- Unsecured Data Storage and Transfer: In the IoT landscape, data constantly moves between devices and storage systems. However, if this data isn’t properly secured during transfer or storage, it’s vulnerable to interception or unauthorized access. A hacker might, for example, intercept unencrypted data transmitted from a smart home device to a cloud server, leading to potential privacy breaches or identity theft.
- Poor Device Visibility and Management: Not all IoT devices are continuously monitored or efficiently managed. This oversight can lead to undetected breaches or slow responses to threats. For instance, an unmanaged IoT-enabled pacemaker could be tampered with, endangering the life of the patient.
- Botnets: Botnets are networks of infected devices controlled by a hacker. They can be used to launch widespread attacks, such as a Denial-of-Service (DoS) attack. A notorious example is the Mirai botnet, which in 2016 hijacked a vast number of IoT devices to launch one of the largest recorded DDoS attacks, significantly disrupting internet service across the US and Europe.
- Inadequate Password Protection: Weak or default passwords provide an easy route for cybercriminals to access IoT devices. For instance, an employee using a weak password on their work tablet could inadvertently expose the entire corporate network to cyber-attacks.
- Insecure Ecosystem Interfaces: IoT devices often communicate through Application Programming Interfaces (APIs). If these interfaces are not secure, they can be exploited to gain unauthorized access to data or services. An attacker, for example, could exploit vulnerabilities in an API to gain control over a smart home’s security system, unlocking doors and disabling alarms.
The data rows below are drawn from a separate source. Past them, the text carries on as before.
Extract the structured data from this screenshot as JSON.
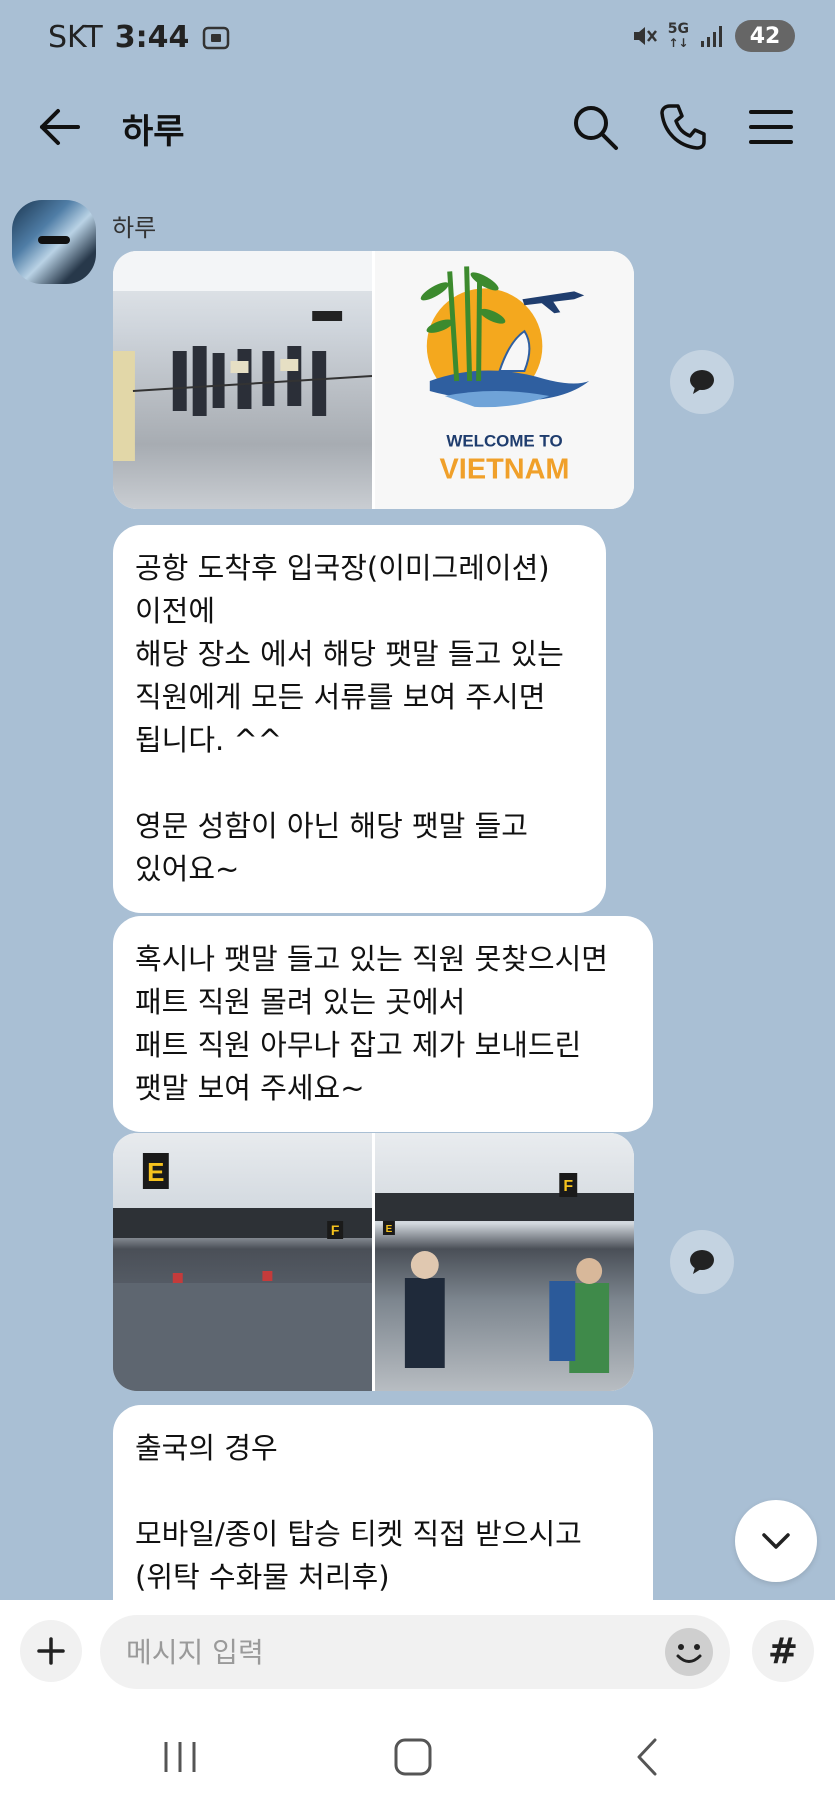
{
  "status_bar": {
    "carrier": "SKT",
    "time": "3:44",
    "network": "5G",
    "battery": "42",
    "icons": [
      "screenshot-icon",
      "mute-icon",
      "5g-icon",
      "signal-icon",
      "battery-icon"
    ]
  },
  "header": {
    "title": "하루",
    "icons": [
      "back-arrow-icon",
      "search-icon",
      "phone-icon",
      "menu-icon"
    ]
  },
  "chat": {
    "sender_name": "하루",
    "messages": [
      {
        "type": "images",
        "count": 2,
        "captions": [
          "",
          "WELCOME TO",
          "VIETNAM"
        ]
      },
      {
        "type": "text",
        "text": "공항 도착후 입국장(이미그레이션)\n이전에\n해당 장소 에서 해당 팻말 들고 있는\n직원에게 모든 서류를 보여 주시면\n됩니다. ^^\n\n영문 성함이 아닌 해당 팻말 들고\n있어요~"
      },
      {
        "type": "text",
        "text": "혹시나 팻말 들고 있는 직원 못찾으시면\n패트 직원 몰려 있는 곳에서\n패트 직원 아무나 잡고 제가 보내드린\n팻말 보여 주세요~"
      },
      {
        "type": "images",
        "count": 2,
        "signs": [
          "E",
          "F",
          "E",
          "F"
        ]
      },
      {
        "type": "text",
        "text": "출국의 경우\n\n모바일/종이 탑승 티켓 직접 받으시고\n(위탁 수화물 처리후)"
      }
    ]
  },
  "input_bar": {
    "placeholder": "메시지 입력",
    "hash_label": "#"
  },
  "nav_bar": {
    "icons": [
      "recent-apps-icon",
      "home-icon",
      "back-icon"
    ]
  },
  "colors": {
    "chat_background": "#a9bfd4",
    "bubble": "#ffffff",
    "vietnam_text": "#f0a02a",
    "welcome_text": "#1f3d6e"
  }
}
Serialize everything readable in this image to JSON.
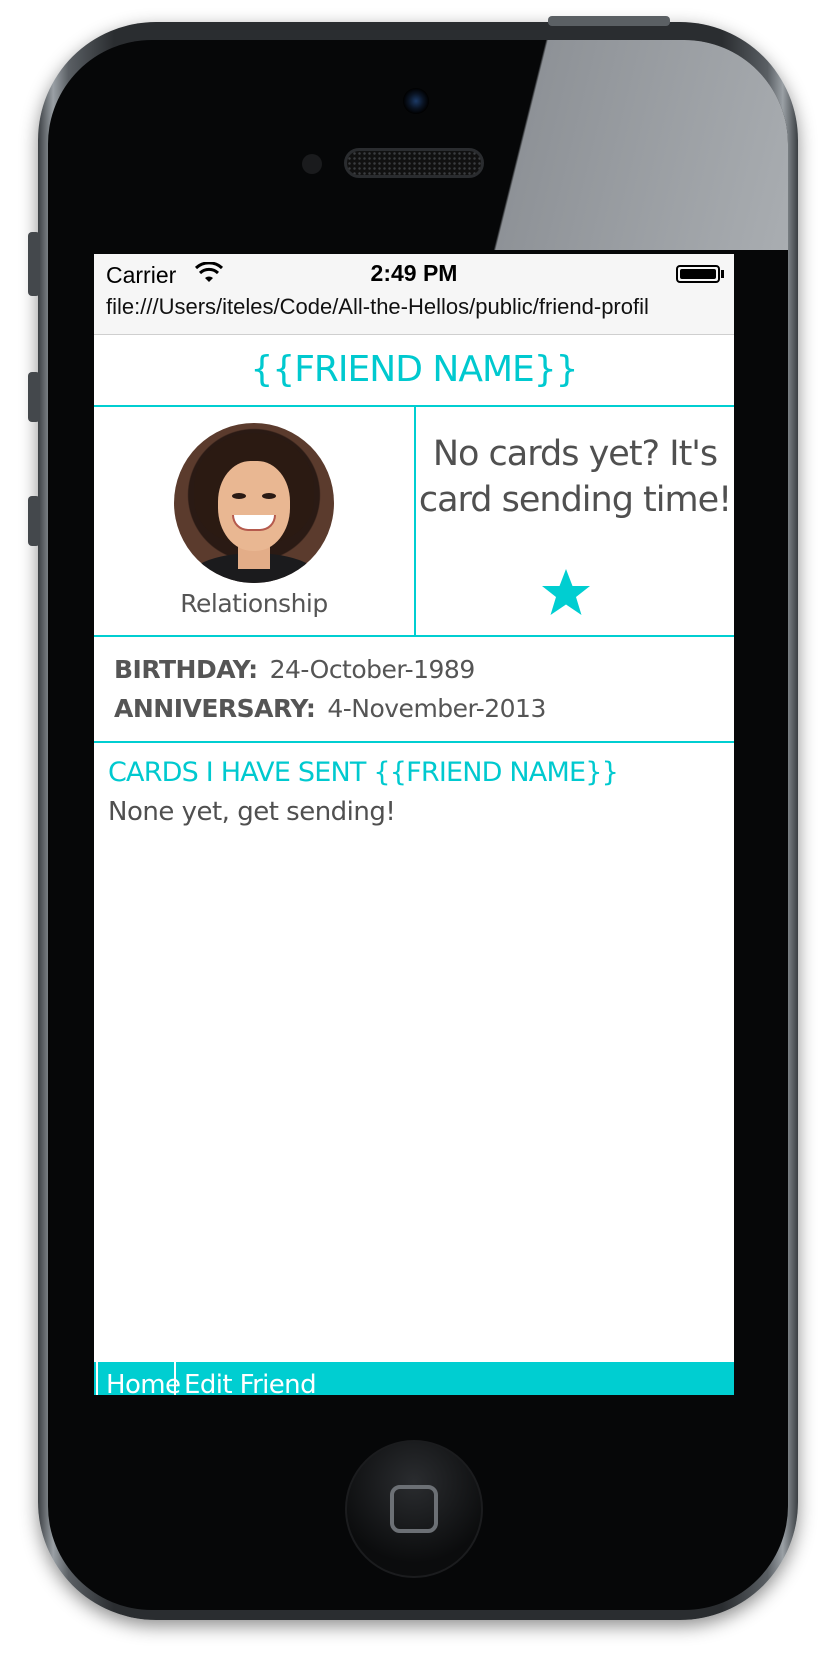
{
  "statusbar": {
    "carrier": "Carrier",
    "time": "2:49 PM",
    "url": "file:///Users/iteles/Code/All-the-Hellos/public/friend-profil"
  },
  "profile": {
    "title": "{{FRIEND NAME}}",
    "relationship": "Relationship",
    "no_cards_message": "No cards yet? It's card sending time!",
    "star_icon": "star-icon"
  },
  "dates": {
    "birthday_label": "BIRTHDAY:",
    "birthday_value": "24-October-1989",
    "anniversary_label": "ANNIVERSARY:",
    "anniversary_value": "4-November-2013"
  },
  "cards": {
    "heading": "CARDS I HAVE SENT {{FRIEND NAME}}",
    "empty_message": "None yet, get sending!"
  },
  "nav": {
    "home": "Home",
    "edit_friend": "Edit Friend"
  },
  "colors": {
    "accent": "#00ced1",
    "text": "#505050"
  }
}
- AI-enabled Attacks: With the advent of AI, cybercriminals now have tools that can automate and accelerate cyber-attacks. For instance, they could deploy AI-powered phishing tools that can learn from their environment, mimic human behavior, and convincingly impersonate trusted contacts to trick users into revealing sensitive information.
- Expanded Attack Surface: The more devices are connected to a network, the more potential entry points exist for hackers. For instance, a company adopting a BYOD (Bring Your Own Device) policy may unwittingly increase its vulnerability to attacks if these personal devices are not adequately secured.
- Malware and Ransomware: Malware can infiltrate IoT devices and disrupt their function, while ransomware can lock users out until a ransom is paid. The 2017 WannaCry ransomware attack demonstrated this risk, spreading across networks and causing extensive damage.
- Advanced Persistent Threats (APTs): APTs are long-term attacks that stealthily siphon off data over extended periods. For instance, a hacker could infiltrate an IoT network undetected and continuously exfiltrate sensitive data from connected devices, potentially leading to significant data loss and reputational damage.
In conclusion, while the IoT revolution offers tremendous potential, it also comes with an array of risks. Understanding these threats and implementing robust security measures are crucial steps in harnessing the power of the IoT while safeguarding against its inherent dangers. Whether it involves securing data transfer and storage, improving device management, or strengthening password policies, proactive measures can greatly mitigate the risk of a cyber-attack.